article 4 of their constitution which says “the residence, the domicile, private andfamily life, secrecy of correspondence of every person are inviolable.” A perusal of privacy protections in Africa, nay West Africa, shows that the majority of 53 stateshave ample statutes that seek to give coverage to data protection and privacy,chiefly of because cross-border data flows.
While the legal ground rules remain unclear about how to marry securityneeds with respect for human rights, the absence of freedom of information act -which seeks to open up government to the citizenry, abolish secrecy in the runningof government business and endue the people with trust in their government - givesweapons to fears that infraction on rights may continue unabated. Of all 53countries in Africa, only South Africa, Zimbabwe, Uganda, and Liberia havesigned into law this all-important piece of legislation, leaving Liberia, with apopulation of 4 million, as the only West African country to have embracedopenness in the running of government affairs. It became operative in South Africain 2000, Zimbabwe in 2002, Uganda in 2006, and Liberia in 2010.

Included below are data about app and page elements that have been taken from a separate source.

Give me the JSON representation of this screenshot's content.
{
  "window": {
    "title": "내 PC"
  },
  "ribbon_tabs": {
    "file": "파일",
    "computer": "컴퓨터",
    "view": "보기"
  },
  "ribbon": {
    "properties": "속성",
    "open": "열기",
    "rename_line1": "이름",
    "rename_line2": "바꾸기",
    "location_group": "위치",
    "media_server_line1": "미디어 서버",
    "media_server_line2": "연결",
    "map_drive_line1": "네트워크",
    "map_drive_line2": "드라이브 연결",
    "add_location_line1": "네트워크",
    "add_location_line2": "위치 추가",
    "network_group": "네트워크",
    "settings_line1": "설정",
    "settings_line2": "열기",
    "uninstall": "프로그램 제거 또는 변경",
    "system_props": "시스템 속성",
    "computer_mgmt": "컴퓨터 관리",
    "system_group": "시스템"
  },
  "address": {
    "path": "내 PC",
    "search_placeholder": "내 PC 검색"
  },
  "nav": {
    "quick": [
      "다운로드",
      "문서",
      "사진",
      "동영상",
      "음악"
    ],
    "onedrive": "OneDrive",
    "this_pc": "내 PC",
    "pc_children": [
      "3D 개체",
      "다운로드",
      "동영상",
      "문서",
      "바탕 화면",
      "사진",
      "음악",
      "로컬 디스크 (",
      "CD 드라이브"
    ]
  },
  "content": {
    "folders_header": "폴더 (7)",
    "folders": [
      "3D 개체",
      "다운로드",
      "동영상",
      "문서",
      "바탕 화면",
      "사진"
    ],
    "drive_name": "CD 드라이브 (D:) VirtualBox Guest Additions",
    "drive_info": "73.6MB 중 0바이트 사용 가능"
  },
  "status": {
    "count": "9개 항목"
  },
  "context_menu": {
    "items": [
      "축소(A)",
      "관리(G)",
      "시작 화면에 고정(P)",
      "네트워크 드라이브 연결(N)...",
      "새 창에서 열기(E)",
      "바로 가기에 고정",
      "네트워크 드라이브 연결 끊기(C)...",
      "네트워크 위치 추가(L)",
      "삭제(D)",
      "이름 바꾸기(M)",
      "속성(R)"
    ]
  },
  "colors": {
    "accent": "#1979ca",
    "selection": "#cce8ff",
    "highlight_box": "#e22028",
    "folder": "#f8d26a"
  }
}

While several countries of the world have added this important legislation to their statutebooks, Africa lags behind, watering the impression that the continent prefers shadiness asopposed to transparency; seehttp://en.wikipedia.org/wiki/Freedom_of_information_legislation